** Material supplied follows **

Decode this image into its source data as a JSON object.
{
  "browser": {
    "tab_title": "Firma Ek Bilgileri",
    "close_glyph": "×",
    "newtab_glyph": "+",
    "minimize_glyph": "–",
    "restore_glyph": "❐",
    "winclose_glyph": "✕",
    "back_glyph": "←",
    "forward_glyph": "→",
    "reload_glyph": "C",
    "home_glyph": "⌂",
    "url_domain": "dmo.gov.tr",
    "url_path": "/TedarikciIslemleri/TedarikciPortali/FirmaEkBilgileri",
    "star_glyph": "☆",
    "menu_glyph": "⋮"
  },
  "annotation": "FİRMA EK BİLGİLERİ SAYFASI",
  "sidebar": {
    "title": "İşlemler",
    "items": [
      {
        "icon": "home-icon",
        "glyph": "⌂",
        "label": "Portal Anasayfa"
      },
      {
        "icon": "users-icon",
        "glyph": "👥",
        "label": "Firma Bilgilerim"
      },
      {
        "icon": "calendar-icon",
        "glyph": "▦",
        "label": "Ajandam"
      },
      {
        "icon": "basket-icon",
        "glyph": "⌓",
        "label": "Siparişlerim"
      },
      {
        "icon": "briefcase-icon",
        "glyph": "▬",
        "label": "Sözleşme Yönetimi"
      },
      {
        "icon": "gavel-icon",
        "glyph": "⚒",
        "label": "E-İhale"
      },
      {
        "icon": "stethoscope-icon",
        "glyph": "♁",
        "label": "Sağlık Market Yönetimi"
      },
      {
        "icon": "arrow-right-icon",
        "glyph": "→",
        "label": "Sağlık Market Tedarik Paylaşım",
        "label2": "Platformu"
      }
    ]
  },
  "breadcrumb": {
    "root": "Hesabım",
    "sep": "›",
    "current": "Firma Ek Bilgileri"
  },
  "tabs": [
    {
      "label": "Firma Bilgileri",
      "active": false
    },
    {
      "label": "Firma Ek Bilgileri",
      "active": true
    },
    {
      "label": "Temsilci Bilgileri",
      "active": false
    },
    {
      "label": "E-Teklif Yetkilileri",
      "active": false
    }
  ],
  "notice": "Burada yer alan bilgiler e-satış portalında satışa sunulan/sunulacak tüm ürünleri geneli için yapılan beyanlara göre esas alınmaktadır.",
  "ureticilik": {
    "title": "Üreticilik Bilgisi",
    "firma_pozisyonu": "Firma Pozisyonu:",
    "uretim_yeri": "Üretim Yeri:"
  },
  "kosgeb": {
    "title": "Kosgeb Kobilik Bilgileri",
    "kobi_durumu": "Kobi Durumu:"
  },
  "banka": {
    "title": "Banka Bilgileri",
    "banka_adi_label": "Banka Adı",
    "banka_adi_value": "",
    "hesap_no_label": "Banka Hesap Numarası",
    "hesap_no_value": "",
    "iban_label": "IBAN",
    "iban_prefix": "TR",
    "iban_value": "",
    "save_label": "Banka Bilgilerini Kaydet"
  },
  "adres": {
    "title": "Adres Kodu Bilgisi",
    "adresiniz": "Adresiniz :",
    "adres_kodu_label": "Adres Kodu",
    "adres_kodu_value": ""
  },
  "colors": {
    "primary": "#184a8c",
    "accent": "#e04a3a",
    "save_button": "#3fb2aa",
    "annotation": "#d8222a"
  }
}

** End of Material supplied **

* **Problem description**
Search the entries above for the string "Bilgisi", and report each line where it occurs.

* **Solution to the problem**
    "title": "Üreticilik Bilgisi",
    "title": "Adres Kodu Bilgisi",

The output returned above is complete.